In Bryan, Effingham and Chatham counties, there were 192 active foreclosure listings in January, its lowest point since September 2008, according to data from the Savannah Multi-List Corporation. However, these figures do not track distressed properties outside the MLS system or shadow listings, i.e. unlisted bank-owned properties.
Industry experts say the inventory has gotten lower, but there’s still a pretty consistent flow.
“It does appear to be a whole lot less now than it was a year ago,” said Joe Drescher, broker-owner of Crossroads Realty.
He said one reason may be that banks are holding onto their distressed properties now that the housing market is rebounding. In other words, they don’t need to get rid of them as fast as before.
Ben Bluemle, owner of Seaport Real Estate Group, said he’d seen a decrease until the last two months, when it spiked back up. He said this could be for a number of reasons, including that banks may not wish to foreclose on properties during the holidays.
He said a reason for the overall decline, especially in bigger markets like Atlanta, Las Vegas and Phoenix, is that hedge fund groups and other private investors swooped in to buy up all the foreclosures and hold them for investment.
“We never had the really big players like Blackstone come into our market.

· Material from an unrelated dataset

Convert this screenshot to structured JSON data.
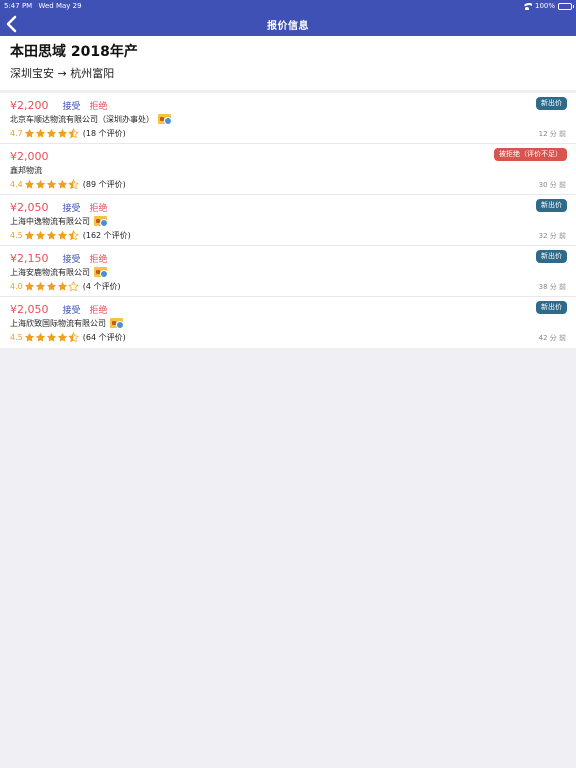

A lot of our properties are near water, which requires flood insurance,” said Bluemle.
According to January’s U.S. Foreclosure Market Report by RealtyTrac, January marked the 40th consecutive month where U.S. foreclosure activity declined on an annual basis. The report noted that not all markets are completely out of the woods as far as recovery goes.
In Savannah, that means homebuyers can still expect to see foreclosures in the mix.
“From what I’m hearing from the banks and investors, it should stay at this consistent flow,” Bluemle said. “The inventory that’s out there is still filtering through.”
Drescher said even though buyers are still asking about foreclosures, he always preaches caution.
“Just because it’s a short sale or foreclosure, the buyer still needs to do their homework,” said Drescher. “Because it may not be a good deal — it still may be overpriced.”
Local Home Sales Snapshot
The Savannah-area housing market (Chatham, Bryan and Effingham counties) began 2014 mostly flat in terms of home sales, but median home prices improved on an annual basis. A look at the local residential market, including single-family homes, modulars, mobile homes, townhomes and condominiums:
JAN. 2013 …. JAN. 2014
Number of homes sold …………. 308 ……… 307
Number of months of inventory… 7.98 ……. 9.31
Median home sale price ……..$143,750 ….. $160,000
Year-over-year declines in Savannah-area foreclosure listings reflect national trends. A look at the local foreclosure market. This data does not track properties outside of the MLS nor shadow inventory not yet on the market.
JAN. 2013 …. JAN. 2014
Number of active listings ……… 444 ………….. 192
Number of sold listings ………… 97 ………… 59
Source: Savannah Multi-List Corp.